You hear it all the time in the professional realm: People complaining about their jobs.
Truth is, nursing is not immune to job gripes.
But in light of the new year, I vowed to be a more positive person with an optimistic outlook. During this little introspective session, I realized that in our profession, if you don’t like it, change it. That’s the beauty of the job.
You get out of school and you enter the workforce with a vast amount of options based purely on schedule. Do you want to work three days a week? Do you want to work night shift? Do you want to work normal business hours in an office setting? These options increase the marketing value of the profession–if you get sick of your schedule, go work somewhere else!
Many mothers that I have spoken with agree that working night shift is great for family life. You can sleep when the kids are in school and spend a couple of hours in the evening with the family, then the dad watches the children at night when the mom goes to work. And when the kids grow up and mom is exhausted from working night shift all these years, she switches to day shift. It doesn’t get much more conducive to family life than that.
Nurses also can choose the genre of people they want to encounter and care for. You don’t like adult patients? Work at a pediatric hospital. You don’t want your patients to be awake when you are caring for them? Work in an OR or an ICU. The beauty of nursing is that you can find an area that appeals to you most and where you will find the greatest happiness and job satisfaction.
I have heard many nurses complain about their pay.
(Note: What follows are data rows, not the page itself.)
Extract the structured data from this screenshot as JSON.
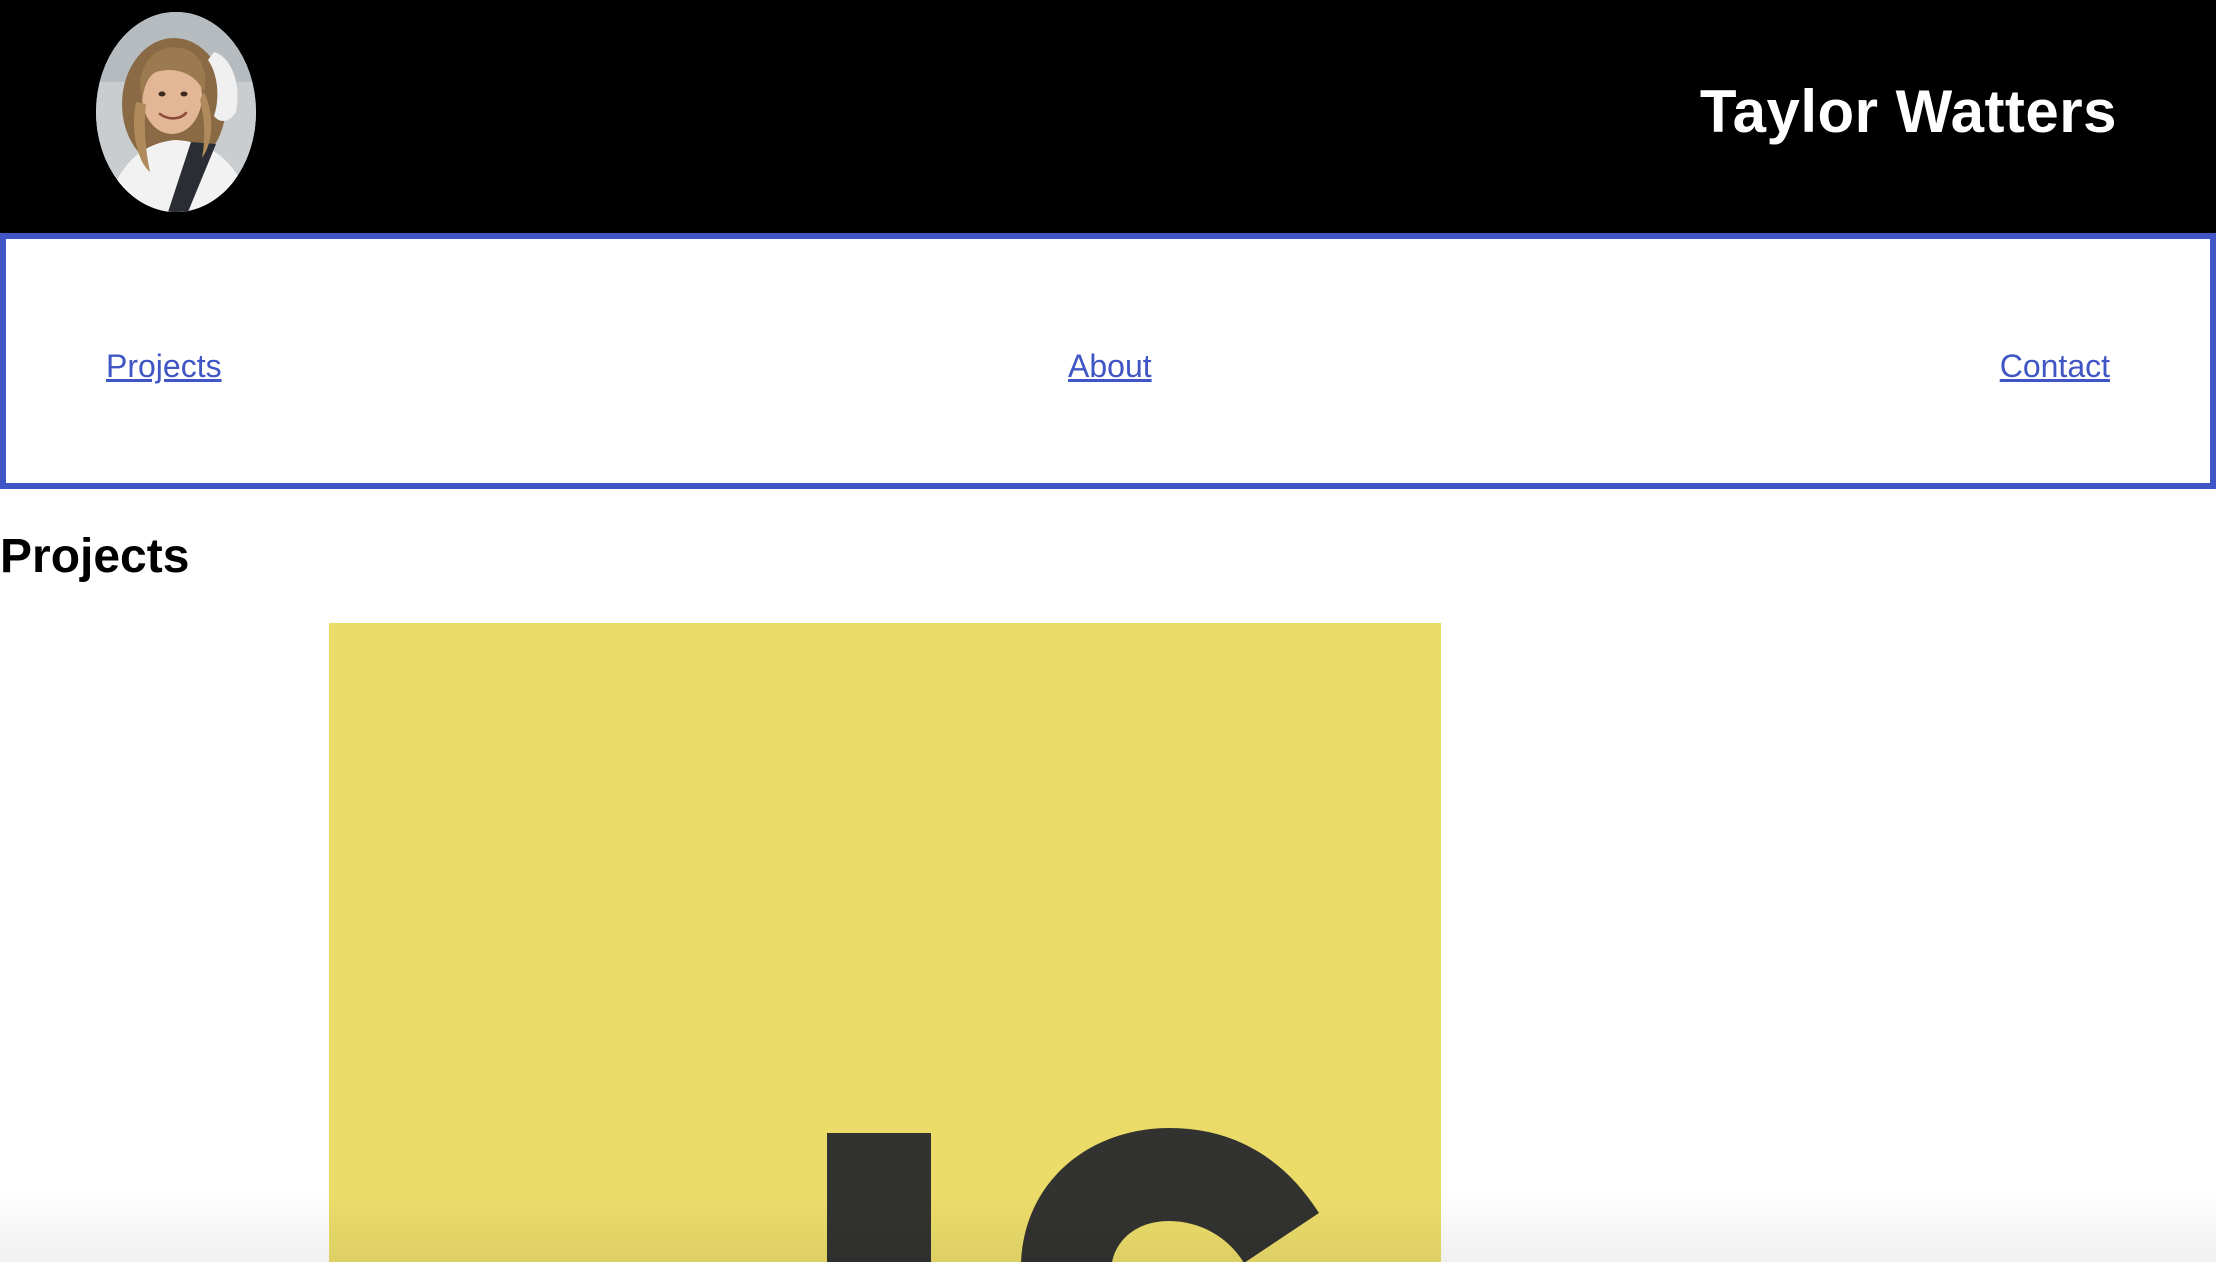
{
  "header": {
    "title": "Taylor Watters",
    "avatar_icon": "profile-photo",
    "background_color": "#000000",
    "title_color": "#ffffff"
  },
  "nav": {
    "border_color": "#3f56c4",
    "link_color": "#3f56c4",
    "items": [
      {
        "label": "Projects"
      },
      {
        "label": "About"
      },
      {
        "label": "Contact"
      }
    ]
  },
  "main": {
    "section_title": "Projects",
    "project_image": {
      "icon": "javascript-logo",
      "text": "JS",
      "background_color": "#ebdc6a",
      "text_color": "#323330"
    }
  }
}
Some wonderful options for job growth include moving to a management position or going back to school to obtain a master’s degree (which has incredible growth potential itself). To complain about pay is a pity when there are vast opportunities to grow as a nurse.
I think the most compelling reason why nurses should never complain, gripe, or moan about their jobs is because while we are working there, we are not the patients. That doesn’t mean that we are all in perfect health or we don’t have family members that may be patients, but at that very time and place, we are not dealing with their illness on a personal level. Every day that I walk into work I try to maintain a positive attitude by telling myself how blessed I am not to have a child with a congenital heart defect. It puts things in perspective on a daily basis.
So, although it is easy to think the grass is always greener, this 2012 I’m going to do my best to do away with excuses and take nursing for all of the good that it has. Because it has a lot to offer.